Many post weight loss surgical patients deal with blood sugar fluctuations, particularly those of us whom have had roux en y gastric bypass. Aside from dumping, we often have a blood sugar reaction after dumping -- and sometimes without -- called reactive hypoglycemia.
Nutrition for Reactive Hypoglycemia -
What is reactive hypoglycemia?
Reactive hypoglycemia can occur when blood glucose falls, stores of glucose from the liver are exhausted and an individual chooses not to eat. The body gradually adjusts to this situation by using muscle protein to feed glucose to brain cells and fat to fuel the other body cells, but before this adjustment takes place, an individual may experience symptoms of glucose deprivation to the brain.

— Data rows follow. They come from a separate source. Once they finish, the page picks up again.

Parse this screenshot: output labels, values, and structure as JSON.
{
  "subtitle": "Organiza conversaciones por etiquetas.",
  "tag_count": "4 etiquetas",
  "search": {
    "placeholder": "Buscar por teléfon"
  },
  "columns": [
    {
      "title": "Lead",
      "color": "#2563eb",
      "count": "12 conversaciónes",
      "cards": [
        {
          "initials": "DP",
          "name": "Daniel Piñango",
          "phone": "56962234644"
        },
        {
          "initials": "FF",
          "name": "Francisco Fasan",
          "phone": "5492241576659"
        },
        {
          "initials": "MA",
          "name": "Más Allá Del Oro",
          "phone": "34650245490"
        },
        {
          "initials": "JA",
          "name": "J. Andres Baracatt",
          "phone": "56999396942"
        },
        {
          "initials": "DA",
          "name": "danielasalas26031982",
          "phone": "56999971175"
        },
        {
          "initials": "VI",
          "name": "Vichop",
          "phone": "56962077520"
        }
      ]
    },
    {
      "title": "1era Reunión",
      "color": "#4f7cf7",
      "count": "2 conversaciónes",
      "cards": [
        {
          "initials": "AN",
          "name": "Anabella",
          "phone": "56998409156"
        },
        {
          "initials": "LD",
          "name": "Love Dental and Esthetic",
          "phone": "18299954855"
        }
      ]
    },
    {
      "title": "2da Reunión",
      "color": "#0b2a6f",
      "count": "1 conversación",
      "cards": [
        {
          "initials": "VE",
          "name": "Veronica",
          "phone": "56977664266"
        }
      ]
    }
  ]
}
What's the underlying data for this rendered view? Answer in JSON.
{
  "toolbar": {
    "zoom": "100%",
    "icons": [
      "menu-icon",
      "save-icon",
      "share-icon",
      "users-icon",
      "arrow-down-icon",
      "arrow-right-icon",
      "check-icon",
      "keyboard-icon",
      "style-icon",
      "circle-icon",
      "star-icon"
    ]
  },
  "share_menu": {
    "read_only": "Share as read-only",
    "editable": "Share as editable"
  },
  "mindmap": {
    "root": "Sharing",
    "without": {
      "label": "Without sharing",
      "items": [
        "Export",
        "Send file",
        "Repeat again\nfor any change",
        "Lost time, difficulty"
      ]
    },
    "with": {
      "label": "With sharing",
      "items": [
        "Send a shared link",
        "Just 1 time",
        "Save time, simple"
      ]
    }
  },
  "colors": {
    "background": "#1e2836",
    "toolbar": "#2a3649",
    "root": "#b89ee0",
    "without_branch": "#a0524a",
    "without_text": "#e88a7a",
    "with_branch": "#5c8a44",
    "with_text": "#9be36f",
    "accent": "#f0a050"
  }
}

Symptoms such as: anxiety, hunger, dizziness, confusion, sleepiness, weakness, shaking muscles and racing heart may result. Most of these symptoms diminish five to ten minutes after eating a source of carbohydrate. Because these symptoms are common to many conditions, a health care provider should be consulted to assess an individualâs specific symptoms and concerns.
Who is affected by reactive hypoglycemia?
Reactive hypoglycemia occurs in about 2-3 out of every 10 young women - more often in obese women and less often in people over age 45. While most people experience low blood glucose levels at times, if the symptoms are severe or ongoing it is important to learn to eat a balanced meal or snack promptly. Reactive hypoglycemia does not lead to more severe conditions.
How can I control reactive hypoglycemia?
Reactive hypoglycemia can be managed with:
- Nutritionally balanced meals
- Frequent meals and snacks
- Regular exercise
- Smoking cessation
- Weight management
- Medical supervision, if indicated
- Regular blood sugar checks, if advised
How can reactive hypoglycemia be controlled with nutritionally balanced meals?
When blood glucose falls, eating carbohydrate foods can bring blood glucose levels back up; a meal or a snack must be eaten. Some people believe the obvious solution is to eat a candy bar or drink a cola beverage. Such a meal or snack is very high in carbohydrate, and consists mostly of simple sugar. It may cause your blood level to rise quickly and then fall quickly. Some people then experience the symptoms of rebound hypoglycemia.
A more helpful choice is to eat food with complex carbohydrates (higher fiber whole grain crackers, bagels, breads or cereal). Complex carbohydrate foods deliver glucose over a longer period of time, eliciting less of a rise and fall in blood glucose. A cracker or other grain food with cheese or another protein/fat is the best choice. The protein/fat slows down the digestion of the carbohydrate and keeps blood sugar more stable.
Some snack and meal suggestions that meet the goal of including a complex carbohydrate, a protein source or a fat include:
- Meat or cheese sandwich on whole wheat bread
- Yogurt and fruit
- Cottage cheese and whole grain crackers
- Turkey, cheese slices and veggies on a salad
- Salad with beans or nuts added
- Peanut butter and whole grain crackers
- Cheese and whole grain crackers
- Bean soup and whole grain crackers or bread
- Cheese on baked potato with skin
- Whole grain bagel and cream cheese
Nutrition tips to manage hypoglycemia
- Eat a small meal or snack about every 2-3 hours. Skipping meals can make symptoms worse.
- Choose high fiber foods at each meal and snack.
Fiber helps stabilize blood sugar. Increase fluid intake when you increase fiber intake.
- Eat a source of protein and or a source of fat with carbohydrate at each meal or snack.
Protein and fat eaten with carbohydrates will help slow glucose release and absorption.
- Limit simple sugars. (candy, soda, fruit juice, sweets).
Simple sugar intake can make hypoglycemia symptoms worse. Moderate your intake.
- Limit alcohol and caffeine (coffee, tea, soda, chocolate).
- Eat a meal or snack 1-3 hours before exercise.
Extra carbohydrates may be needed before exercise to compensate for energy used.